=== Begin Enclosure ===

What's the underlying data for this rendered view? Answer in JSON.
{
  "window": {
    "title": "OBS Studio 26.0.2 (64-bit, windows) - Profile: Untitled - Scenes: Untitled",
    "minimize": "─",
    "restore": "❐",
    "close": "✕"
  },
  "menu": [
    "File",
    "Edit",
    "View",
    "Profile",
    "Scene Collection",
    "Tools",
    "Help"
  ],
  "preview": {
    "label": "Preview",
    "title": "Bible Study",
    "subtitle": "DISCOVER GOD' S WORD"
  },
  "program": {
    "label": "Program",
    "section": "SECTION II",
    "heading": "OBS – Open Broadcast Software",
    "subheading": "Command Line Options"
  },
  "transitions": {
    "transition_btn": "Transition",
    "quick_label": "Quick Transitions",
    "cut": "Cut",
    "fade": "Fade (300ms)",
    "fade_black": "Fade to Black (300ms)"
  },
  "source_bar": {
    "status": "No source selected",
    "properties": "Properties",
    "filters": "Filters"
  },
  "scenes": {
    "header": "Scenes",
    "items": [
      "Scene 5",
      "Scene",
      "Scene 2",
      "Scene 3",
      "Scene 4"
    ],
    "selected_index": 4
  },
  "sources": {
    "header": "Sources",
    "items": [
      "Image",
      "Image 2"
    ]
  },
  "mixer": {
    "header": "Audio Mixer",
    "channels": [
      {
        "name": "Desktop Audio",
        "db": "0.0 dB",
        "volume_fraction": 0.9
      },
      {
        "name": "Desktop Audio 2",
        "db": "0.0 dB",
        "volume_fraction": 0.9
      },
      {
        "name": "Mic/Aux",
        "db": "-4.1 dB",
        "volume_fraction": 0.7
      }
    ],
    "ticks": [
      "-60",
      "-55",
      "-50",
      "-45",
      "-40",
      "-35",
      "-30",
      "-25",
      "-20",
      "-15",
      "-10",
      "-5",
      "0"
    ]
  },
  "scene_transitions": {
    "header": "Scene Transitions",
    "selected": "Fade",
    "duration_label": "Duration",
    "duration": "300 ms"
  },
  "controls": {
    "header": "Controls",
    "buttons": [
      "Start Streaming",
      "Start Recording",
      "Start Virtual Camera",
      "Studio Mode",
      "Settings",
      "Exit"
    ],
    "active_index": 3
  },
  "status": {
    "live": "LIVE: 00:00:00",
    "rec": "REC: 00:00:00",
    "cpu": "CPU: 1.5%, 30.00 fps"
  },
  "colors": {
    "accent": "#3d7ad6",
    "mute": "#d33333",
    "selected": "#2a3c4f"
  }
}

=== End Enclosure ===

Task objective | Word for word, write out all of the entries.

Task result |
What's the underlying data for this rendered view? Answer in JSON.
{
  "window": {
    "title": "OBS Studio 26.0.2 (64-bit, windows) - Profile: Untitled - Scenes: Untitled",
    "minimize": "─",
    "restore": "❐",
    "close": "✕"
  },
  "menu": [
    "File",
    "Edit",
    "View",
    "Profile",
    "Scene Collection",
    "Tools",
    "Help"
  ],
  "preview": {
    "label": "Preview",
    "title": "Bible Study",
    "subtitle": "DISCOVER GOD' S WORD"
  },
  "program": {
    "label": "Program",
    "section": "SECTION II",
    "heading": "OBS – Open Broadcast Software",
    "subheading": "Command Line Options"
  },
  "transitions": {
    "transition_btn": "Transition",
    "quick_label": "Quick Transitions",
    "cut": "Cut",
    "fade": "Fade (300ms)",
    "fade_black": "Fade to Black (300ms)"
  },
  "source_bar": {
    "status": "No source selected",
    "properties": "Properties",
    "filters": "Filters"
  },
  "scenes": {
    "header": "Scenes",
    "items": [
      "Scene 5",
      "Scene",
      "Scene 2",
      "Scene 3",
      "Scene 4"
    ],
    "selected_index": 4
  },
  "sources": {
    "header": "Sources",
    "items": [
      "Image",
      "Image 2"
    ]
  },
  "mixer": {
    "header": "Audio Mixer",
    "channels": [
      {
        "name": "Desktop Audio",
        "db": "0.0 dB",
        "volume_fraction": 0.9
      },
      {
        "name": "Desktop Audio 2",
        "db": "0.0 dB",
        "volume_fraction": 0.9
      },
      {
        "name": "Mic/Aux",
        "db": "-4.1 dB",
        "volume_fraction": 0.7
      }
    ],
    "ticks": [
      "-60",
      "-55",
      "-50",
      "-45",
      "-40",
      "-35",
      "-30",
      "-25",
      "-20",
      "-15",
      "-10",
      "-5",
      "0"
    ]
  },
  "scene_transitions": {
    "header": "Scene Transitions",
    "selected": "Fade",
    "duration_label": "Duration",
    "duration": "300 ms"
  },
  "controls": {
    "header": "Controls",
    "buttons": [
      "Start Streaming",
      "Start Recording",
      "Start Virtual Camera",
      "Studio Mode",
      "Settings",
      "Exit"
    ],
    "active_index": 3
  },
  "status": {
    "live": "LIVE: 00:00:00",
    "rec": "REC: 00:00:00",
    "cpu": "CPU: 1.5%, 30.00 fps"
  },
  "colors": {
    "accent": "#3d7ad6",
    "mute": "#d33333",
    "selected": "#2a3c4f"
  }
}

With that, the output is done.